- **Activity**
Copy each line of the data below with the word "handle".

Records from a dataset:
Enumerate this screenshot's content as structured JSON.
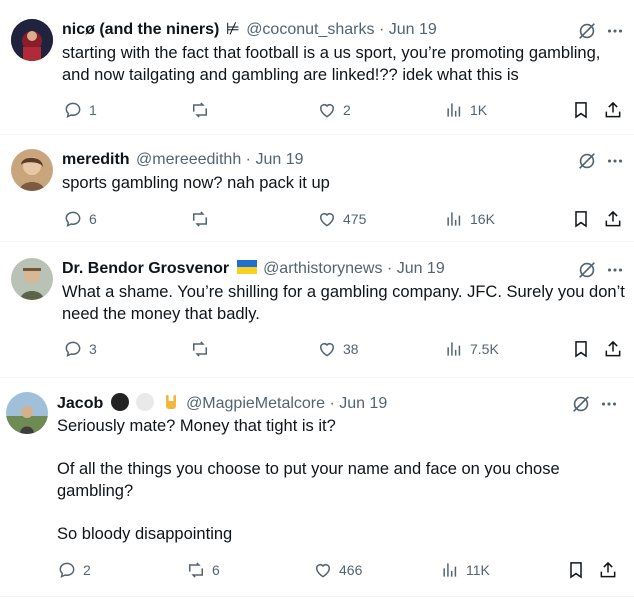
{
  "tweets": [
    {
      "name": "nicø (and the niners)",
      "name_suffix": "⊭",
      "handle": "@coconut_sharks",
      "date": "Jun 19",
      "text": "starting with the fact that football is a us sport, you’re promoting gambling,\nand now tailgating and gambling are linked!?? idek what this is",
      "replies": "1",
      "reposts": "",
      "likes": "2",
      "views": "1K"
    },
    {
      "name": "meredith",
      "name_suffix": "",
      "handle": "@mereeedithh",
      "date": "Jun 19",
      "text": "sports gambling now? nah pack it up",
      "replies": "6",
      "reposts": "",
      "likes": "475",
      "views": "16K"
    },
    {
      "name": "Dr. Bendor Grosvenor",
      "name_suffix": "",
      "handle": "@arthistorynews",
      "date": "Jun 19",
      "text": "What a shame. You’re shilling for a gambling company. JFC. Surely you don’t\nneed the money that badly.",
      "replies": "3",
      "reposts": "",
      "likes": "38",
      "views": "7.5K"
    },
    {
      "name": "Jacob",
      "name_suffix": "",
      "handle": "@MagpieMetalcore",
      "date": "Jun 19",
      "text": "Seriously mate? Money that tight is it?\n\nOf all the things you choose to put your name and face on you chose\ngambling?\n\nSo bloody disappointing",
      "replies": "2",
      "reposts": "6",
      "likes": "466",
      "views": "11K"
    }
  ],
  "separator": "·",
  "colors": {
    "text": "#0f1419",
    "muted": "#536471",
    "border": "#eff3f4"
  },
  "icons": [
    "reply-icon",
    "repost-icon",
    "like-icon",
    "views-icon",
    "bookmark-icon",
    "share-icon",
    "grok-icon",
    "more-icon"
  ]
}
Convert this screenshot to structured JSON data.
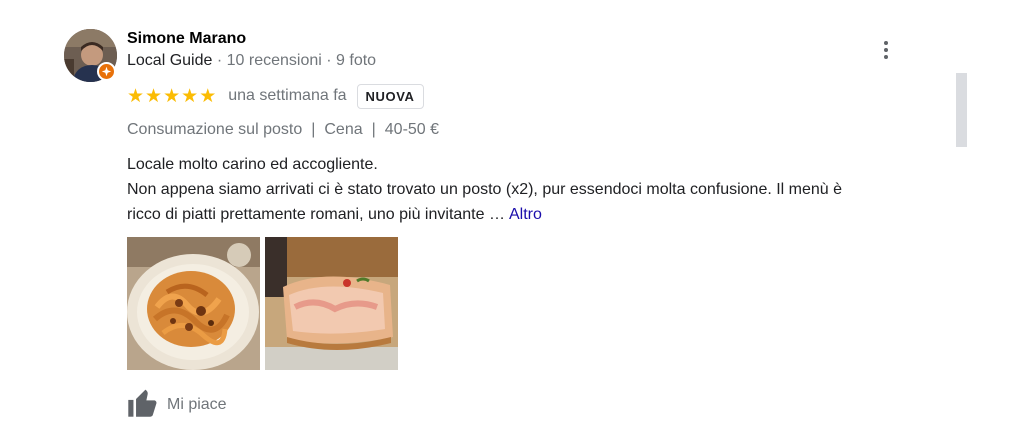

- **Answer area**
      "handle": "@coconut_sharks",
      "handle": "@mereeedithh",
      "handle": "@arthistorynews",
      "handle": "@MagpieMetalcore",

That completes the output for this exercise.